Keeping nuclear weapons is a high-risk gamble – Letter in the Telegraph

Daily Telegraph – 25 July 2017 (page 15)

To coincide with the launch of new Medact report ‘A safer world – Britain’s harmful dependence on nuclear weapons’  on Tuesday 25th July 2017, leading UK health professionals wrote a letter in The Telegraph reiterating the international significance of the Treaty on the Prohibition of Nuclear Weapons, and calling for renewed public debate on Britain’s continued possession of nuclear weapons. 




SIR – On July 7 2017 the UN General Assembly adopted the text of a legally binding ‘instrument’ to prohibit nuclear weapons.
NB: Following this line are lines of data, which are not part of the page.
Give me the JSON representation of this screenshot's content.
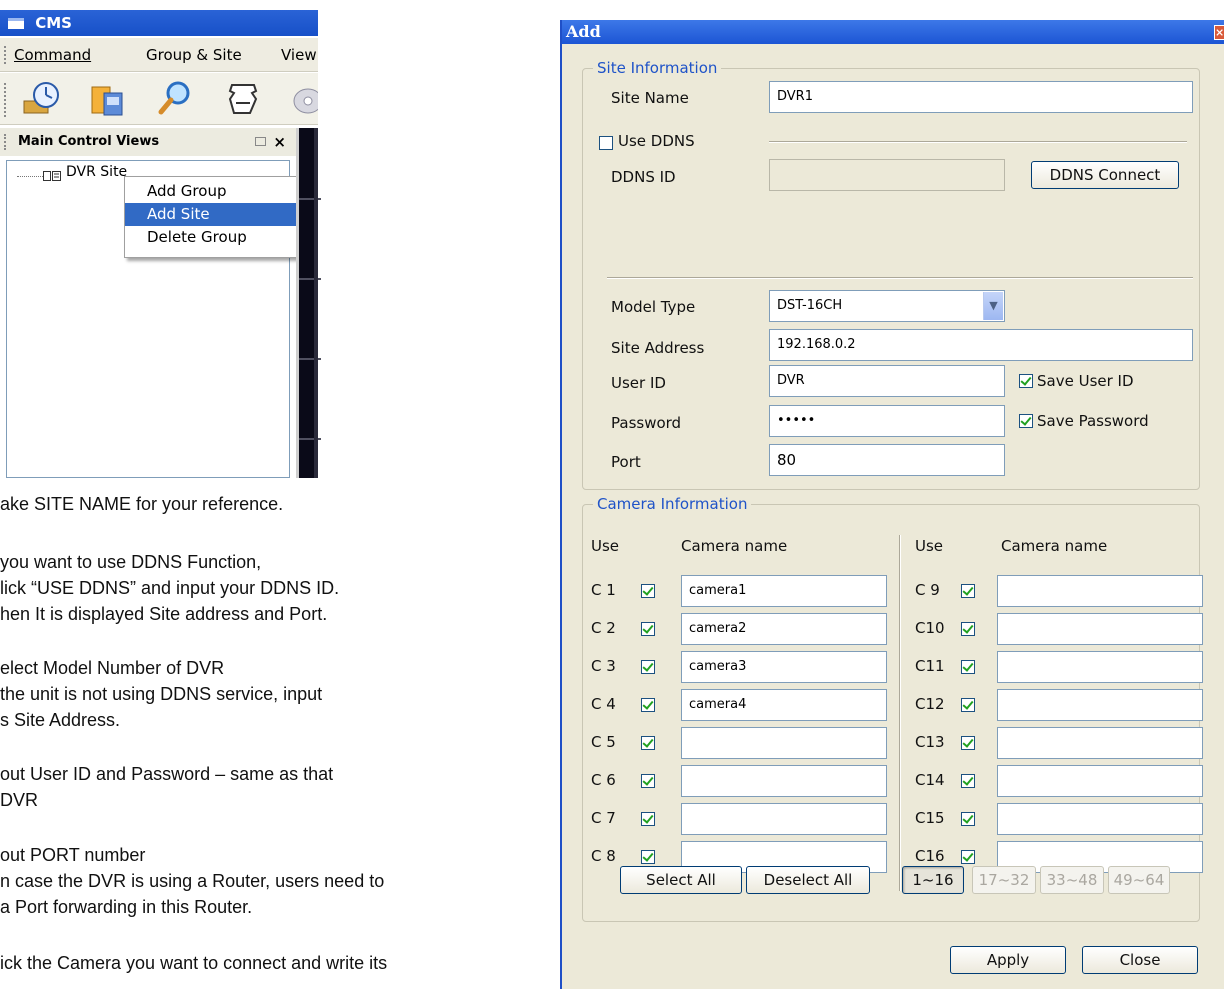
{
  "cms": {
    "title": "CMS",
    "menu": [
      "Command",
      "Group & Site",
      "View"
    ],
    "toolbar_icons": [
      "clock-icon",
      "film-icon",
      "magnifier-icon",
      "camera-icon",
      "disc-icon"
    ],
    "panel_title": "Main Control Views",
    "tree_item": "DVR Site",
    "context_menu": [
      "Add Group",
      "Add Site",
      "Delete Group"
    ],
    "context_selected": "Add Site"
  },
  "notes": [
    "ake SITE NAME for your reference.",
    "you want to use DDNS Function,",
    "lick “USE DDNS” and input your DDNS ID.",
    "hen It is displayed Site address and Port.",
    "elect Model Number of DVR",
    " the unit is not using DDNS service, input",
    "s Site Address.",
    "out User ID and Password – same as that",
    " DVR",
    "out PORT number",
    "n case the DVR is using a Router, users need to",
    "a Port forwarding in this Router.",
    "ick the Camera you want to connect and write its"
  ],
  "dialog": {
    "title": "Add",
    "site_info": {
      "legend": "Site Information",
      "site_name_label": "Site Name",
      "site_name": "DVR1",
      "use_ddns_label": "Use DDNS",
      "use_ddns": false,
      "ddns_id_label": "DDNS ID",
      "ddns_id": "",
      "ddns_connect": "DDNS Connect",
      "model_type_label": "Model Type",
      "model_type": "DST-16CH",
      "site_address_label": "Site Address",
      "site_address": "192.168.0.2",
      "user_id_label": "User ID",
      "user_id": "DVR",
      "save_user_id": "Save User ID",
      "password_label": "Password",
      "password": "•••••",
      "save_password": "Save Password",
      "port_label": "Port",
      "port": "80"
    },
    "camera_info": {
      "legend": "Camera Information",
      "use_header": "Use",
      "name_header": "Camera name",
      "left": [
        {
          "label": "C 1",
          "name": "camera1"
        },
        {
          "label": "C 2",
          "name": "camera2"
        },
        {
          "label": "C 3",
          "name": "camera3"
        },
        {
          "label": "C 4",
          "name": "camera4"
        },
        {
          "label": "C 5",
          "name": ""
        },
        {
          "label": "C 6",
          "name": ""
        },
        {
          "label": "C 7",
          "name": ""
        },
        {
          "label": "C 8",
          "name": ""
        }
      ],
      "right": [
        {
          "label": "C 9",
          "name": ""
        },
        {
          "label": "C10",
          "name": ""
        },
        {
          "label": "C11",
          "name": ""
        },
        {
          "label": "C12",
          "name": ""
        },
        {
          "label": "C13",
          "name": ""
        },
        {
          "label": "C14",
          "name": ""
        },
        {
          "label": "C15",
          "name": ""
        },
        {
          "label": "C16",
          "name": ""
        }
      ],
      "select_all": "Select All",
      "deselect_all": "Deselect All",
      "pages": [
        "1~16",
        "17~32",
        "33~48",
        "49~64"
      ]
    },
    "apply": "Apply",
    "close": "Close"
  }
}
All nine nuclear weapon states, including Britain, boycotted the treaty negotiations, while most of the mainstream media ignored the making of this new, landmark international treaty.

Yet this Treaty was passed in the UN by a vote of 122 to 1, and actively supported by hundreds of civic organizations including the World Medical Association, the International Council of Nurses and the World Federation of Public Health Associations.
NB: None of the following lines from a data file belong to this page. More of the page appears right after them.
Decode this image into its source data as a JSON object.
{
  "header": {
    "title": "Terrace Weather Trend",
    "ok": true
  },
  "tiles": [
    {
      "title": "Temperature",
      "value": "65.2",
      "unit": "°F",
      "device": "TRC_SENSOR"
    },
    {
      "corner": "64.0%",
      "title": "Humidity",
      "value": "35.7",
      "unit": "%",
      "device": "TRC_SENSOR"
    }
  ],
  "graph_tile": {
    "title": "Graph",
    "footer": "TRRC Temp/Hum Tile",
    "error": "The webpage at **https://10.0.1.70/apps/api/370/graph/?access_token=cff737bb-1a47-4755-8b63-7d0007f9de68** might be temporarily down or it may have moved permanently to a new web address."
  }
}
In light of these developments, it’s time for a renewed public debate on Britain’s continued possession of nuclear weapons.

As doctors and health professionals, we highlight the fact that even a limited regional nuclear war could place up to 2 billion people at risk of starvation, and that a large-scale nuclear war would threaten the very survival of humanity.
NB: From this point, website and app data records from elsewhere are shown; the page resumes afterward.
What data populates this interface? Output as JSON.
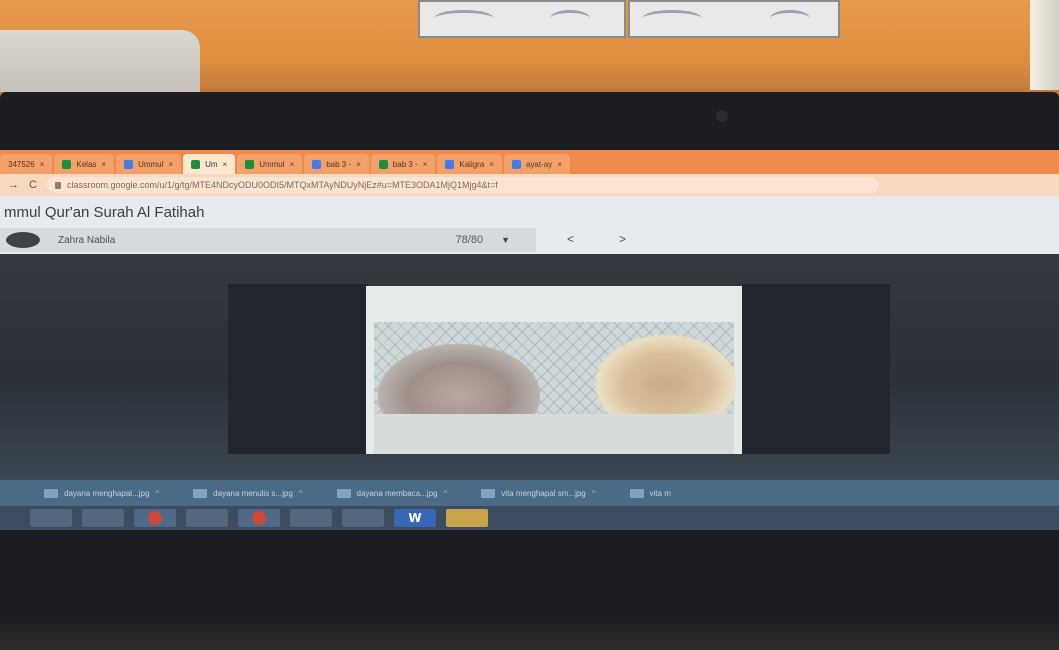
{
  "browser": {
    "tabs": [
      {
        "label": "347526",
        "icon": "page-icon"
      },
      {
        "label": "Kelas",
        "icon": "classroom-icon"
      },
      {
        "label": "Ummul",
        "icon": "drive-icon"
      },
      {
        "label": "Um",
        "icon": "classroom-icon",
        "active": true
      },
      {
        "label": "Ummul",
        "icon": "classroom-icon"
      },
      {
        "label": "bab 3 -",
        "icon": "drive-icon"
      },
      {
        "label": "bab 3 -",
        "icon": "classroom-icon"
      },
      {
        "label": "Kaligra",
        "icon": "pencil-icon"
      },
      {
        "label": "ayat-ay",
        "icon": "drive-icon"
      }
    ],
    "close_glyph": "×",
    "back_glyph": "→",
    "reload_glyph": "C",
    "url": "classroom.google.com/u/1/g/tg/MTE4NDcyODU0ODI5/MTQxMTAyNDUyNjEz#u=MTE3ODA1MjQ1Mjg4&t=f"
  },
  "grader": {
    "title": "mmul Qur'an Surah Al Fatihah",
    "student_name": "Zahra Nabila",
    "score": "78/80",
    "dropdown_glyph": "▼",
    "prev_glyph": "<",
    "next_glyph": ">"
  },
  "downloads": [
    {
      "name": "dayana menghapal...jpg"
    },
    {
      "name": "dayana menulis s...jpg"
    },
    {
      "name": "dayana membaca...jpg"
    },
    {
      "name": "vita menghapal sm...jpg"
    },
    {
      "name": "vita m"
    }
  ],
  "downloads_caret": "^",
  "taskbar": {
    "word_label": "W"
  }
}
With over a thousand nuclear warheads remaining on high alert across the world and all nine nuclear-armed nations investing in the modernization of their nuclear arsenals, the doctrine of nuclear deterrence represents a high-risk gamble.

Nuclear weapons are also an increasingly ineffective means of protecting our national security. They do not counter new forms of aggression such as cyber warfare, nor keep us safe from acts of terrorism. And they cannot be used to fight sea level rise, extreme weather, ocean acidification, biodiversity loss, antimicrobial resistance or increasing social inequality.

Although multilateral disarmament would require a great deal of hard work, skillful diplomacy, leadership and some courage, it can be done. By abandoning our reliance on an increasingly redundant and dangerous approach to national security, Britain can take a lead in making the world safer.

Signatories: Dr David McCoy, Professor Sir Andrew Haines, Dr Richard Horton, Dr Fiona Godlee, Dr Iona Heath, Dr Sheila Adam, Dr John Chisholm, CBE, Professor Sarah Stewart-Brown, Dr Frank Boulton, Professor John Middleton, Dr June Crown, Dr Helen Zealley, Professor Stuart Logan, Professor Kate Pickett, Professor Catherine Law